Saved entries

- Opening Delimiter -

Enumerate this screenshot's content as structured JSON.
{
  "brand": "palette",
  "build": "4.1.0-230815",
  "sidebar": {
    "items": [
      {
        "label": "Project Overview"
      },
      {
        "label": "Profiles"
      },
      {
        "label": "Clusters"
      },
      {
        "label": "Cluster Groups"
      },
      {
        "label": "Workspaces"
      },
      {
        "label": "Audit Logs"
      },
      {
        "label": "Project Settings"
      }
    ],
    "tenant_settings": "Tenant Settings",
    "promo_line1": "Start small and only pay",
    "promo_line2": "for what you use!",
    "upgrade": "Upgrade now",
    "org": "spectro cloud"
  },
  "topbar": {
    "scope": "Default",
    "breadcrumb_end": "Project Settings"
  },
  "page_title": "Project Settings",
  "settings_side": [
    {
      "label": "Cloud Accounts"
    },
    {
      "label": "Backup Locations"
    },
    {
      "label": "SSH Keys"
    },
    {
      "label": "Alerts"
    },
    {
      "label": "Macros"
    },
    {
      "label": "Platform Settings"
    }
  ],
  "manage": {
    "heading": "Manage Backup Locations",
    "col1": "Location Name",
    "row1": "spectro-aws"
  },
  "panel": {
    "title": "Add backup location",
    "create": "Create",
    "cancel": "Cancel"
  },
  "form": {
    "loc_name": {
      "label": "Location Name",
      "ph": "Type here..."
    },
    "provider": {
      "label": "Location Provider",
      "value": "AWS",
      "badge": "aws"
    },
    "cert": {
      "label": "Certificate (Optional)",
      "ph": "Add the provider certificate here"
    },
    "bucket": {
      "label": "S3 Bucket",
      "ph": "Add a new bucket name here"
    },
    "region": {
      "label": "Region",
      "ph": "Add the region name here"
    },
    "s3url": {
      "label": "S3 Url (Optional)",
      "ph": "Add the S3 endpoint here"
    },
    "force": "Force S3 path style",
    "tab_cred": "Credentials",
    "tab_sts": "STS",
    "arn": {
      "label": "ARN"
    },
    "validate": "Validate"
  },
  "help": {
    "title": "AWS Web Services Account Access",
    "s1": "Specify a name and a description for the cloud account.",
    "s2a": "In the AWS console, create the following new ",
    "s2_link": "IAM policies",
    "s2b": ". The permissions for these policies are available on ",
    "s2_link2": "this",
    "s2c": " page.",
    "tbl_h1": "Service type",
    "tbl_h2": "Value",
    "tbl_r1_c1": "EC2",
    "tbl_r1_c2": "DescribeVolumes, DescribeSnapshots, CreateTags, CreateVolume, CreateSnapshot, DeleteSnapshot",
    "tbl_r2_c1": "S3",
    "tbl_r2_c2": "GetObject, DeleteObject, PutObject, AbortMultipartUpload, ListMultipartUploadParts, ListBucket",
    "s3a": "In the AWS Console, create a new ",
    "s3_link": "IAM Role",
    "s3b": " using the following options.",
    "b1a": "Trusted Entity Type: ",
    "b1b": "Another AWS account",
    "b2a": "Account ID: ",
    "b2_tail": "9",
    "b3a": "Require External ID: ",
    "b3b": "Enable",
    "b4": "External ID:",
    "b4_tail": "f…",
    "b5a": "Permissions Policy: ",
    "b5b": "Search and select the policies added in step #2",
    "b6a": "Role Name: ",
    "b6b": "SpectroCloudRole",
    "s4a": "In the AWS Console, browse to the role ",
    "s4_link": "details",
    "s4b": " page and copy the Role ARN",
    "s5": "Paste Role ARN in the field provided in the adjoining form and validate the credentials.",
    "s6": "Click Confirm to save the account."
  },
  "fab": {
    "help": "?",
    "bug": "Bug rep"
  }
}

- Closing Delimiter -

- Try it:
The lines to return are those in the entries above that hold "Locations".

- Written response:
      "label": "Backup Locations"
    "heading": "Manage Backup Locations",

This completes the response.